I want to get a bridge but my 2.4ghz signal is weak. The specs say only 2.4ghz. Why no 5ghz in the bride?
The bridge is a low bandwidth device, so no need for the added bandwidth that 5 GHz can provide. The 2.4 GHz signal can also travel farther, so it would allow more flexibility in locating your bridge where it is within range of all the smart lighting devices.
Are you using separate access points to provide both 2.4 GHz and 5 GHz coverage? In theory the 2.4 GHz signal should provide greater range than the 5 GHz signal, so if the 2.4 GHz signal is weak generally the 5 GHz signal would not even be present in that particular location.
I am using Linksys velop ax 4200. Three ssid. One 2.4 and 1 5ghz and 1 guest. Speed is much better on 5ghz where 2.4ghz is not as much. Like in my basement right now close to the router I get 50mbps on 2.4ghz and 626 mbps on 5ghz out of 800mbps total. Xfinity xtreme pro 800.
Thank you for sharing your experience with the Community, @KJSS! Often times, a 2.4 Ghz wifi frequency will travel over distance and through solid objects more efficiently than a 5 Ghz signal can. As @pdeethardt shared above, using the 2.4 Ghz allows for flexibility in Bridge location.
Try moving the Bridge closer to the router. As it looks like your router might be an advanced model, try checking certain advanced networking features to see if altering these make a difference. I hope this helps!
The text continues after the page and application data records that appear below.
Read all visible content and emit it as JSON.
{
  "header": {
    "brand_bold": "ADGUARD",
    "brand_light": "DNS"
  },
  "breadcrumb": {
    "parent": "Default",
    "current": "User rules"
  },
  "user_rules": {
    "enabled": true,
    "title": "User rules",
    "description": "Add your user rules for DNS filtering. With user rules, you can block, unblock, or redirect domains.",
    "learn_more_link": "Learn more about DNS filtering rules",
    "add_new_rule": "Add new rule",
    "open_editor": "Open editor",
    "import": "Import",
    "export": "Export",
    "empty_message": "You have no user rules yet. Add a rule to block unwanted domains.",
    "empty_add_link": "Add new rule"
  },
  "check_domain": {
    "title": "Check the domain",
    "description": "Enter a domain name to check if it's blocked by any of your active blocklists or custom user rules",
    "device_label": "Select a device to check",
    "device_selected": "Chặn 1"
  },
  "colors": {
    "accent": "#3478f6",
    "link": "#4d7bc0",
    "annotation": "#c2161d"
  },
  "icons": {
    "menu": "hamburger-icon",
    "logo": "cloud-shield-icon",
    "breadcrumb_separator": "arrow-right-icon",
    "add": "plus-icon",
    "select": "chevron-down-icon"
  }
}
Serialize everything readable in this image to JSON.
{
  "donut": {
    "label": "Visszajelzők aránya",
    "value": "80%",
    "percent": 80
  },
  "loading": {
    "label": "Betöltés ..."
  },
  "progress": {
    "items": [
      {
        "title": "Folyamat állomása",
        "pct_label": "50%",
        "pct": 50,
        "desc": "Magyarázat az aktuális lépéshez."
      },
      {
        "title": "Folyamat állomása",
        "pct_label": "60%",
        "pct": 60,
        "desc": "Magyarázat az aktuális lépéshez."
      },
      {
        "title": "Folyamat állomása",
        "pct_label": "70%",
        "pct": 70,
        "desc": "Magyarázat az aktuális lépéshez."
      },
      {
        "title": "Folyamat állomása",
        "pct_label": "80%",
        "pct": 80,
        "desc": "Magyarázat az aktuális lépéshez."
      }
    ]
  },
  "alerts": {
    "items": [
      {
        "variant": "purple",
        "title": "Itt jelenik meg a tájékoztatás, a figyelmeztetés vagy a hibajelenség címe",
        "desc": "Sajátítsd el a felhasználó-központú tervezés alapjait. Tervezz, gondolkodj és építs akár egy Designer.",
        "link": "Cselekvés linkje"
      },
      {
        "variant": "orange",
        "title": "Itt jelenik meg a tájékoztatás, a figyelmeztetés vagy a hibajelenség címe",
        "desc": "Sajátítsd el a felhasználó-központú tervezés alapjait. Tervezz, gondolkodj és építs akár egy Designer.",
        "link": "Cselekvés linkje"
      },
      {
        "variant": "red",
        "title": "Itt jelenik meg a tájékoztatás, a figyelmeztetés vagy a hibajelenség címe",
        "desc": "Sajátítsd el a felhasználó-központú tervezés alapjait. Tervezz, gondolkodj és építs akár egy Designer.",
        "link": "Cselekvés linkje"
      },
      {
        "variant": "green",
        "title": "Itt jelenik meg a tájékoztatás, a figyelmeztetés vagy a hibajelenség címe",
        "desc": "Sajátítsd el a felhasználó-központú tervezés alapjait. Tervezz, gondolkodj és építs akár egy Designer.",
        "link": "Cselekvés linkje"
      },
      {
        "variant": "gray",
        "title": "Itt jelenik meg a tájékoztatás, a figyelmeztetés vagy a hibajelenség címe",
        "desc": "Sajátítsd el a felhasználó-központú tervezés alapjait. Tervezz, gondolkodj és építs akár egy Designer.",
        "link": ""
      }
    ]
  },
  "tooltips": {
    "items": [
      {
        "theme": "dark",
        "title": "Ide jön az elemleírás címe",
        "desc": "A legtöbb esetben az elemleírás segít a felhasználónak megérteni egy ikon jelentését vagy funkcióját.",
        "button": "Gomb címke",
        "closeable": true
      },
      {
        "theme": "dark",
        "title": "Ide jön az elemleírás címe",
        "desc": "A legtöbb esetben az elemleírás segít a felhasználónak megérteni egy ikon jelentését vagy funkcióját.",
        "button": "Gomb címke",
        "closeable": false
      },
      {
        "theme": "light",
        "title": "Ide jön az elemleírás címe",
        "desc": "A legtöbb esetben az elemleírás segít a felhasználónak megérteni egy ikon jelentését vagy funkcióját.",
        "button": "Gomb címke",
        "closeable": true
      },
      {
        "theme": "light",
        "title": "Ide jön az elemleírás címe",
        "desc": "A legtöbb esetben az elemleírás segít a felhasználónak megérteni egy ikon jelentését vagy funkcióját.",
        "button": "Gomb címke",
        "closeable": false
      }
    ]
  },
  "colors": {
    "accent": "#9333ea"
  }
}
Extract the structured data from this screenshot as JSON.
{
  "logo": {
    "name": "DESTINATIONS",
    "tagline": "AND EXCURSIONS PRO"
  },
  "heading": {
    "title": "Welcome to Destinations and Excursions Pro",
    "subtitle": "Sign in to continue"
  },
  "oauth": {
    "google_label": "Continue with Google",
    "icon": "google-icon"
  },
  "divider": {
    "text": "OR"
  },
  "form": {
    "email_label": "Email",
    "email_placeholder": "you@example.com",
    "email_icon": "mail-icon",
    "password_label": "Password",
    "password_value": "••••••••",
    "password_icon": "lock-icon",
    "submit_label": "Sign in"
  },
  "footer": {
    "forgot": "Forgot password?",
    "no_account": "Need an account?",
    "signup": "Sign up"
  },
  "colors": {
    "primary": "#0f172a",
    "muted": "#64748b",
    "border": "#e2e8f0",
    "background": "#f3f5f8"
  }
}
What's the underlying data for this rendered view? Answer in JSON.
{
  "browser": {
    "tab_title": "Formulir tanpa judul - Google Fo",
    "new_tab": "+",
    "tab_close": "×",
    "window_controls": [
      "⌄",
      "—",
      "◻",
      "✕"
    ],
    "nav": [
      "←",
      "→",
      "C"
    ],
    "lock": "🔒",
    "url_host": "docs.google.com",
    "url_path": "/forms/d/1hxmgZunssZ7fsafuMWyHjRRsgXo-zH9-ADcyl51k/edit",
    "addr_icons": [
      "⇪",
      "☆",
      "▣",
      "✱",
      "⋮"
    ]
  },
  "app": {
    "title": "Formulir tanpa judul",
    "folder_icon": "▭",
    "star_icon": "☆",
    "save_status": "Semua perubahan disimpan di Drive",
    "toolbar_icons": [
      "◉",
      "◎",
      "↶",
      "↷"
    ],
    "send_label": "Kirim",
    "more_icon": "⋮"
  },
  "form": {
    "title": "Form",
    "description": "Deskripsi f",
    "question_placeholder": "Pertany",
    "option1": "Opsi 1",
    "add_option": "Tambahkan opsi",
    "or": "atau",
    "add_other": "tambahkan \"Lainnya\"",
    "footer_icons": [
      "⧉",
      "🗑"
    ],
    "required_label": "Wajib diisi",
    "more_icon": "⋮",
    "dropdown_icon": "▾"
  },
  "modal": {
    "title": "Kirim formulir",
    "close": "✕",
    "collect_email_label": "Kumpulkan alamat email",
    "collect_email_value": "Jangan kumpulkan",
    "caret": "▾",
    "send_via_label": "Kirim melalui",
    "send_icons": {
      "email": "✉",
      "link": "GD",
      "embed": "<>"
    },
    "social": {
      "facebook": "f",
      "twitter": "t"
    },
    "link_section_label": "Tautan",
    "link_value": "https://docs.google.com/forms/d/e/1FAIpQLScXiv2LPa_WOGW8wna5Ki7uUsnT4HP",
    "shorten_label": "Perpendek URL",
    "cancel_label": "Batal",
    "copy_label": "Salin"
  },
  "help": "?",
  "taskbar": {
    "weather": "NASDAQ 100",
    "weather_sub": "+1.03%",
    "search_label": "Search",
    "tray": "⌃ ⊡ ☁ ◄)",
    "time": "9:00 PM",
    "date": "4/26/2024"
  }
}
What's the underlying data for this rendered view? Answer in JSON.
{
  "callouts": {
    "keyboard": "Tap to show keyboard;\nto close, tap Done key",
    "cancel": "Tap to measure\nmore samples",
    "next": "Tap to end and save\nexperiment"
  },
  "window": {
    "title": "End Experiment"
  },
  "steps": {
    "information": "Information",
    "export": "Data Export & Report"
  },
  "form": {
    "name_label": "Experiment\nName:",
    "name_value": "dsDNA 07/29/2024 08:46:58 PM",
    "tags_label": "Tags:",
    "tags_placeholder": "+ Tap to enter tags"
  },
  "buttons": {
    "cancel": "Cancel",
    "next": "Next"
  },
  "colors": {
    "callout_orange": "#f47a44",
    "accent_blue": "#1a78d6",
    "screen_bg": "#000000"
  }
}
I dont actually have a bridge. I was actually debating weather to get one or not. I thought being only 2.4ghz might not be good. Because I read another post saying some guy bought the mailbox sensor and it had poor signal even being only 50 feet away from the bridge. So I will just buy one and try it.
Face similar kind of issue last time, I am still searching for some proper solution.
Thanks for clarifying further, @KJSS. Something that may benefit you and @Gleason is the ability to use an Echo device as a Ring Smart Lighting Bridge! Check out our help center article for information on how it works, and which Echo models are compatible with such.
I believe both compatible Echo models are dual band capable.
I just got an eho dot 4 clock today 38 bucks bestbuy. Price match kohls and 5 dollars rewards.
So we will see. But the bridge is only echo 4? Or dot 4 also?
This will almost always be the case. With the latest specs 5GHz is much faster than 2GHz. 2GHz has better range because it goes through barriers better. That is why many devices designed for use outside only support 2Ghz. It is more reliable under those conditions and manufacturers don’t want to deal with the headache of people who have trouble with 5GHz outside.
It also depends on which standard you devices support. Not all 2GHz or 5GHz Wifi are equal.
802.11b – 11Mbps (2.4GHz)
802.11a – 54 Mbps (5 GHz)
802.11g – 54 Mbps (2.4GHz)
802.11n – 600 Mbps (2.4GHz and 5 GHz)
802.11ac – 1300+Mbps (5 GHz)
802.11ax - 1.8Gbps to 4.8Gbps (2GHz, 5GHz, 6GHz)
The 50Mbps you get on your 2.4 GHz network is more than enough to support anything connected to the Ring Bridge.
AS I said I have a linksys velop ax 4200 wifi 6.
Your router can support ax speeds. Your devices and your internet connection cannot.
2GHz devices currently on the market will get a max of 600Mbps according to spec. Most of the time they will be much slower in reality. With most home internet connections you could get up to about 1Gbps from 5GHz but as you said, your connection is 800Mbps . You will not go much faster than that on the internet. ISPs often provision a little more than you expect so you could go over 800Mbps but probably not by much.
Device to device on your local network could see ax speeds if your devices support it. I doubt they do. Most likely you won’t get over a max of 600Mbps on 2GHz and 1300MBps 5GHz with your router because the devices don’t support it.
At the 50Mbps you tested over the internet for your 2GHZ network bandwidth will never be a problem with the Ring Bridge. It won’t be sending that much data. As long as you can get an reliable 2GHz signal to the lights inside or outside you will be fine. If you can’t get a reliable 2GHz signal, 5Ghz is unlikely to be any better unless the 2GHz weakness is caused by interference from other devices.